In his visit to Fiji this week, Mr Bragi Gudbrandsson, a member of the United Nations Committee on the Rights of the Child, called for Pacific island countries to apply the United Nations Convention on the Rights of the Child (CRC) in addressing child sexual abuse.
Gudbrandsson visited Fiji after the conclusion of the 84th Extraordinary Outreach Session of the Committee in Samoa last week. Prior to his role on the Committee, Gudbrandsson was the Director General of the Government Agency for Child Protection in Iceland and has a long-standing track record in international child rights work.
In a public lecture at The University of the South Pacific (USP), Gudbrandsson reminded the audience that children are humans and therefore hold certain rights. “The paradigm shift generated by the CRC revolutionized our perception of the child – from the child being perceived merely as a vulnerable and dependent human being in need of special care and assistance to accept that a child is, in the first place, a rights holder like any other human being,” Gudbrandsson explained.

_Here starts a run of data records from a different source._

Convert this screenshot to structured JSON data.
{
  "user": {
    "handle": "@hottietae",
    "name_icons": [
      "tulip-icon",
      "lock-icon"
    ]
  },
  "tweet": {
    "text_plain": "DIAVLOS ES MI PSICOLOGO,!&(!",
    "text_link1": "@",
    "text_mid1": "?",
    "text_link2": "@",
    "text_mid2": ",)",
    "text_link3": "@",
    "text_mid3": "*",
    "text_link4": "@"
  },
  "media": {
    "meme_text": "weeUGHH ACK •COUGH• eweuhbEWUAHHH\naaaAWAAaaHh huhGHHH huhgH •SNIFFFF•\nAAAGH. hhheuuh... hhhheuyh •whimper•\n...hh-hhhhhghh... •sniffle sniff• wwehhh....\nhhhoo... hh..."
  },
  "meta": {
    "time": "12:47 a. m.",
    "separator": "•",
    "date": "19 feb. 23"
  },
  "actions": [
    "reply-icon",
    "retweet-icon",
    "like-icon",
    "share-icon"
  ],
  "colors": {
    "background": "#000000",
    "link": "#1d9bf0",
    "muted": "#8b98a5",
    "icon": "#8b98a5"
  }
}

During the USP lecture, Gudbrandsson also spoke about the ‘Barnahus’ initiative which originated from Iceland and is now applied across many European countries. Barnahus, which is the Icelandic word for ‘Children’s House’, is about minimising the re-traumatization of children who have experienced sexual abuse. The initiative minimises the number of times a child is interviewed about the abuse by authorities and lawyers and provides safe and comforting spaces for such children to be interviewed. “The initiative also takes away the requirement for children to testify and be cross-examined in Court during sexual abuse court proceedings without adversely impacting a fair trial for accused persons,” said Gudbrandsson.
Miles Young, Director of the Pacific Community’s (SPC) Regional Rights Resource Team (RRRT), said “Anything which minimises the re-traumatization of children who are sexually abused can only be a good thing. It was fantastic to see a full house at the USP lecture and to hear the large number of questions from the audience, including from Minister Mereseini Vuniwaqa. This just showed the strong interest in protecting our children from sexual abuse and in exploring ways to improve the way in which we manage sexual abuse cases involving children”.
Mr Gudbrandsson’s visit to Fiji was made possible through the support of RRRT’s donors - the United Kingdom through the Pacific Commonwealth Equality Project, Australia, New Zealand and Sweden, together with the United Nations and USP.
About Bragi Guðbrandsson:
Bragi Gudbrandsson has a long standing track record in international child rights work. He has worked extensively within the framework of the Council of Europe as an expert drafting various tools on children´s rights. These includes the Coe Recommendations on the Rights of Children in Institution (2005), on Positive Parenting (2006), Guideline of Child-friendly Justice (2010) and Child-friendly Social Services (2011), as well as the so-called Lanzarote Convention on the Protection of Children from Sexual Exploitation and Sexual Abuse (2010). Between 2014-2016, Bragi served as the elected chair of the Lanzarote Committee, the monitoring body of the Convention on the Rights of the Child.
About the Committee on the Rights of the Child:
The Committee on the Rights of the Child (CRC) is the body of 18 Independent experts that monitors implementation of the CRC by its State parties.
States that have signed and ratified the CRC are obliged to submit regular reports to the Committee on how the rights are being implemented. States must submit an initial report two years after acceding to the Convention and then periodic reports every five years. The Committee examines each report and addresses its concerns and recommendations to the State party in the form of “concluding observations”. To date, all Pacific Island Countries have signed and ratified CRC.
Sonal Aujla, RRRT Communications Offiecr | E: [email protected]